Would you like to make sure the price of the stock you want to buy goes down just before you purchase it?
That's pretty easy to do, actually. All you have to do is convince enough people that it will go down. Since they think it's about to go down, they'll sell. Once enough people sell, the price will go down. Once it starts to go down, more people will sell, and the price will go down even more. Once it's low enough for your tastes, buy.
Of course, you have to walk a fine line. You just might drive your company out of business doing this, then it's hard to make a profit on it.
This might sound kind of silly, but I do have a point to make from it. There has never been a time, including the crash of 1929, when the stock market hasn't recovered from a decline and actually gone higher than it was before the price drop. The only question is how long you have to wait before it comes back up.
I have heard people grumble about their stock prices drop. They always seem to think it's time to sell, unless they've already sold their shares. My advice to them would not involve at what price they should sell. My advice would be "It's a great time to buy -- prices are down."
There are only two ways to lose money in a stock investment. One is to invest in a company that ends up going out of business. The other is to sell at a lower price than you bought it at.
Of course, there's no way to keep a company from going out of business, unless you can buy enough of their product or services to prevent it yourself. What you can do is invest in companies that probably won't go out of business. The surprise closure of IBM or AT&T or Microsoft seems slightly unlikely. While it's possible that it might take a long time to make money on that kind of investment, it probably will profit someday.
When you sell your shares is entirely up to you.
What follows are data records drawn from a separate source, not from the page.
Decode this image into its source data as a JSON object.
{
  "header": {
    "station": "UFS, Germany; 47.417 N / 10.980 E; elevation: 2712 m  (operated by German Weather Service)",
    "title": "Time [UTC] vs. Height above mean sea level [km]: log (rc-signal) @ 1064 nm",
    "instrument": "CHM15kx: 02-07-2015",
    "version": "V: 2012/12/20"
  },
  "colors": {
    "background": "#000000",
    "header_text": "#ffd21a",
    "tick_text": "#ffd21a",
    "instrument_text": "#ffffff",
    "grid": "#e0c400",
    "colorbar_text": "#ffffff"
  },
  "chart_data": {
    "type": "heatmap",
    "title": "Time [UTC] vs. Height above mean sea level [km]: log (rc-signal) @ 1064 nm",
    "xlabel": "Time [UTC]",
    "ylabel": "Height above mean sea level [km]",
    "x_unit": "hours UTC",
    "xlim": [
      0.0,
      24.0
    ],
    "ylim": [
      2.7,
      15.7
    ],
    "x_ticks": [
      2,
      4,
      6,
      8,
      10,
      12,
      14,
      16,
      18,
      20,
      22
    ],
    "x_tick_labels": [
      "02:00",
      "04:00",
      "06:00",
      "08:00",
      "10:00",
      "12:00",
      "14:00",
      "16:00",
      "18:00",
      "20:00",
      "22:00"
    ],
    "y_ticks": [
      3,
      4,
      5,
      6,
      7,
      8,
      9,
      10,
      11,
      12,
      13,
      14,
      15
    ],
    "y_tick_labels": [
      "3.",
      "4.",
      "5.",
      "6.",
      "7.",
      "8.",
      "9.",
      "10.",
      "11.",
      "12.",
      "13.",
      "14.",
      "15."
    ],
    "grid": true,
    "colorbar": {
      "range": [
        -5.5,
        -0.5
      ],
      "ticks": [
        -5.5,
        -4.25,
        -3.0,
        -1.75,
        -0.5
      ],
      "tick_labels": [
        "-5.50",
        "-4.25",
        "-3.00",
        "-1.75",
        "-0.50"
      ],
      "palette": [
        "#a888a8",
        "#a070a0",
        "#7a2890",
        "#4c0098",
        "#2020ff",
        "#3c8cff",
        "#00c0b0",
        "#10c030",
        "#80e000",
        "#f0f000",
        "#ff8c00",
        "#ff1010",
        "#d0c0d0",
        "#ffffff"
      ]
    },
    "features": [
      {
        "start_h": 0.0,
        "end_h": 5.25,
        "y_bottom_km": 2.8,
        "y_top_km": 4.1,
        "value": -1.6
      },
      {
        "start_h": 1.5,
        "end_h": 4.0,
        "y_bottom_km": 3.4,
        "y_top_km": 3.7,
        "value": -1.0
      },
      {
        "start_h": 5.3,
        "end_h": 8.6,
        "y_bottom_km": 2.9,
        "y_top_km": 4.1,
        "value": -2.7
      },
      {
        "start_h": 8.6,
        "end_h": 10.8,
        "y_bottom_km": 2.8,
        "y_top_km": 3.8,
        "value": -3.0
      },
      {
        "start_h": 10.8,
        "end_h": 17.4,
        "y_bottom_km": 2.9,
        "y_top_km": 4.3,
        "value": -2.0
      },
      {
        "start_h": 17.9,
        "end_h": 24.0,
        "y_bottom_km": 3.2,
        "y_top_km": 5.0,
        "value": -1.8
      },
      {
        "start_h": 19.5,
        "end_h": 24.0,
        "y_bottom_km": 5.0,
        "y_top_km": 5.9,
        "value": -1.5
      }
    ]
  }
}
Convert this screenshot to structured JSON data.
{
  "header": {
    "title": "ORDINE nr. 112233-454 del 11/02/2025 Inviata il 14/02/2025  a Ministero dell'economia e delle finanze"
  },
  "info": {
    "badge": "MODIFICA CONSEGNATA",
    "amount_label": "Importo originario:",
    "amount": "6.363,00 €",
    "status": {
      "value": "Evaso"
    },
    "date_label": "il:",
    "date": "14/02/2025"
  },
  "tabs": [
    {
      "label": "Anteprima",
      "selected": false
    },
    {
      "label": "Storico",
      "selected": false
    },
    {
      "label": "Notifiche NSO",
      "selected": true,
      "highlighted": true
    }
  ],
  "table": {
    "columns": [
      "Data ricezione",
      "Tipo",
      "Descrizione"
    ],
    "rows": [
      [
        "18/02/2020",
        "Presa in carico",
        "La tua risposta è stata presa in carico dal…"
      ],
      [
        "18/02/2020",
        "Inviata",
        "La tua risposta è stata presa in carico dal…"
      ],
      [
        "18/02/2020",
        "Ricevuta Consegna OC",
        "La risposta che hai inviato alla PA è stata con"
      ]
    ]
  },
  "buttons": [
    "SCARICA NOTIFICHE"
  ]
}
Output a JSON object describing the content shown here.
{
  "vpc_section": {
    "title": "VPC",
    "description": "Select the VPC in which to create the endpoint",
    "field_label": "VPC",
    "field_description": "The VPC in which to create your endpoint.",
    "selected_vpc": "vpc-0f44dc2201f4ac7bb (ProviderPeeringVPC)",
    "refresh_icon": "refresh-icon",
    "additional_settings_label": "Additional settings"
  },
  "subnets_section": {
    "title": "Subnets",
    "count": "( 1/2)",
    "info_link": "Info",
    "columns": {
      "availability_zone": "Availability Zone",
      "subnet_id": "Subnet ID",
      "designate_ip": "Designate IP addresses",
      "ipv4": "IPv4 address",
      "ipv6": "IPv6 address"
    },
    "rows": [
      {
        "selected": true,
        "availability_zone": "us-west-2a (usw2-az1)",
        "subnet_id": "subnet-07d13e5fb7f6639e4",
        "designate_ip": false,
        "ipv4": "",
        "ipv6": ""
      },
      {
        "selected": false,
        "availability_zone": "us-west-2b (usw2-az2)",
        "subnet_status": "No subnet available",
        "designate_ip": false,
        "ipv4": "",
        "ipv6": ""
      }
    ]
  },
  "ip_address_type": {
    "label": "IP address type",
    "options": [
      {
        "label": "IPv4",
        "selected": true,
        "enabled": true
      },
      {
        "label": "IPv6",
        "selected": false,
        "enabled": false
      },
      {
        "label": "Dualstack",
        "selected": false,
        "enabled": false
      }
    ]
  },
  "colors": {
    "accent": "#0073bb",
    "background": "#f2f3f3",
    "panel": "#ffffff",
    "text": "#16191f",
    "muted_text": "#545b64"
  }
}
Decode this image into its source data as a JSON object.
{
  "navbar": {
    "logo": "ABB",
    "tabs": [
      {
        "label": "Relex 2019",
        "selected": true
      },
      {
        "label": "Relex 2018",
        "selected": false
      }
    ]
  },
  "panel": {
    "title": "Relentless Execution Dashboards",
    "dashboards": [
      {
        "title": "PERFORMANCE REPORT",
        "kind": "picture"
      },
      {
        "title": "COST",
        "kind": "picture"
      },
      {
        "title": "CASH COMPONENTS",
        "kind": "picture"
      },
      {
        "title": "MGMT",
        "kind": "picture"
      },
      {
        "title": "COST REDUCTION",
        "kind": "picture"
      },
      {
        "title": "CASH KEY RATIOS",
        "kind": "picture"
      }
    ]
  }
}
If you insist on selling at a lower price, you will lose money. Unfortunately, sometimes money is invested that is needed too soon, and the investor has to pull it out at a lost. That money probably shouldn't have been invested in something as risky as stocks. Even IBM might be down in value if you need to sell your shares before they have time to appreciate in value and give a good return in dividends.
There's nothing wrong with investing some money in stable instruments so you'll have it when you need it. When I worked for Waddell & Reed Financial Services in Missoula, we recommended it. A cash reserve should be in place before you invest in volatile instruments. This is basically what bank interest bearing accounts, money market accounts, and high grade corporate and government bonds are designed for.
Once enough money has been placed in reserve, stocks, mutual funds, and high interest bonds are available to let your money gain a higher return, and work harder for you, as financial advisors might put it.
I have a soft spot for mutual funds, myself. While they might not give as phenomenal a short term return as a stock investment can, they're also not as likely to take a huge short term dip in price, or to go out of business. The amount of money grouped from investors can be spread over so many more investments, the risk is much lower than most individual investments.
Of course, the risk and stability of mutual funds also depends on the fund itself. The risk of the fund depends on what it's invested in, what its goals are, how long it's been in business, and who manages it. (Incidentally, these same principles basically apply to any kind of investment.)
Also, just like any investment, the return is likely to depend on how long the money can stay in the investment. The longer it can sit, appreciate, and be compounded, the more market ups and downs will even out and the higher the average will likely be.